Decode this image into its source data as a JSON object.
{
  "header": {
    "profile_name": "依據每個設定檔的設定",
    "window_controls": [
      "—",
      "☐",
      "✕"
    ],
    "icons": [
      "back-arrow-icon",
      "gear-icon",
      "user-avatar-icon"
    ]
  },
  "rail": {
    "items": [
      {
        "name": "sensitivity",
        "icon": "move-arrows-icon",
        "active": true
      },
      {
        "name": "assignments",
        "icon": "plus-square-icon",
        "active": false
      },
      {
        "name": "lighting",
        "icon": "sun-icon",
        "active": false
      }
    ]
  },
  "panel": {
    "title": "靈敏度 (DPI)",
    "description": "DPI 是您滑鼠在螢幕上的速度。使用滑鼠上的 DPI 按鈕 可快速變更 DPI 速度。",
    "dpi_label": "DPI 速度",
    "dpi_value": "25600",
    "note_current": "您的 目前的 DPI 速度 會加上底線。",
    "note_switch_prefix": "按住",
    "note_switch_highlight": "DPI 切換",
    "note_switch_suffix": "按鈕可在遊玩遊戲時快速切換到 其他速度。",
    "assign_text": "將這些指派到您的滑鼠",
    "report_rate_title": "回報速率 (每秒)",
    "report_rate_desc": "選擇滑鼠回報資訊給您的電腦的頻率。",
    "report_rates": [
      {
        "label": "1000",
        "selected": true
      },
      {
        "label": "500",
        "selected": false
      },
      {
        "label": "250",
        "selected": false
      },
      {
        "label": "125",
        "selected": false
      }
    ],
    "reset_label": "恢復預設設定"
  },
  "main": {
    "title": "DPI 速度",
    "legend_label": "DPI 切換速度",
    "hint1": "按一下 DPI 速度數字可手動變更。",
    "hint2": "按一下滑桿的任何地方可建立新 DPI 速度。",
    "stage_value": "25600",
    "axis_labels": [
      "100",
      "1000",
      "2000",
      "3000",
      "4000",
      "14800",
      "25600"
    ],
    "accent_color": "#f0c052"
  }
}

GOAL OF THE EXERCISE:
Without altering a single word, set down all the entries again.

TASK ANSWER:
Decode this image into its source data as a JSON object.
{
  "header": {
    "profile_name": "依據每個設定檔的設定",
    "window_controls": [
      "—",
      "☐",
      "✕"
    ],
    "icons": [
      "back-arrow-icon",
      "gear-icon",
      "user-avatar-icon"
    ]
  },
  "rail": {
    "items": [
      {
        "name": "sensitivity",
        "icon": "move-arrows-icon",
        "active": true
      },
      {
        "name": "assignments",
        "icon": "plus-square-icon",
        "active": false
      },
      {
        "name": "lighting",
        "icon": "sun-icon",
        "active": false
      }
    ]
  },
  "panel": {
    "title": "靈敏度 (DPI)",
    "description": "DPI 是您滑鼠在螢幕上的速度。使用滑鼠上的 DPI 按鈕 可快速變更 DPI 速度。",
    "dpi_label": "DPI 速度",
    "dpi_value": "25600",
    "note_current": "您的 目前的 DPI 速度 會加上底線。",
    "note_switch_prefix": "按住",
    "note_switch_highlight": "DPI 切換",
    "note_switch_suffix": "按鈕可在遊玩遊戲時快速切換到 其他速度。",
    "assign_text": "將這些指派到您的滑鼠",
    "report_rate_title": "回報速率 (每秒)",
    "report_rate_desc": "選擇滑鼠回報資訊給您的電腦的頻率。",
    "report_rates": [
      {
        "label": "1000",
        "selected": true
      },
      {
        "label": "500",
        "selected": false
      },
      {
        "label": "250",
        "selected": false
      },
      {
        "label": "125",
        "selected": false
      }
    ],
    "reset_label": "恢復預設設定"
  },
  "main": {
    "title": "DPI 速度",
    "legend_label": "DPI 切換速度",
    "hint1": "按一下 DPI 速度數字可手動變更。",
    "hint2": "按一下滑桿的任何地方可建立新 DPI 速度。",
    "stage_value": "25600",
    "axis_labels": [
      "100",
      "1000",
      "2000",
      "3000",
      "4000",
      "14800",
      "25600"
    ],
    "accent_color": "#f0c052"
  }
}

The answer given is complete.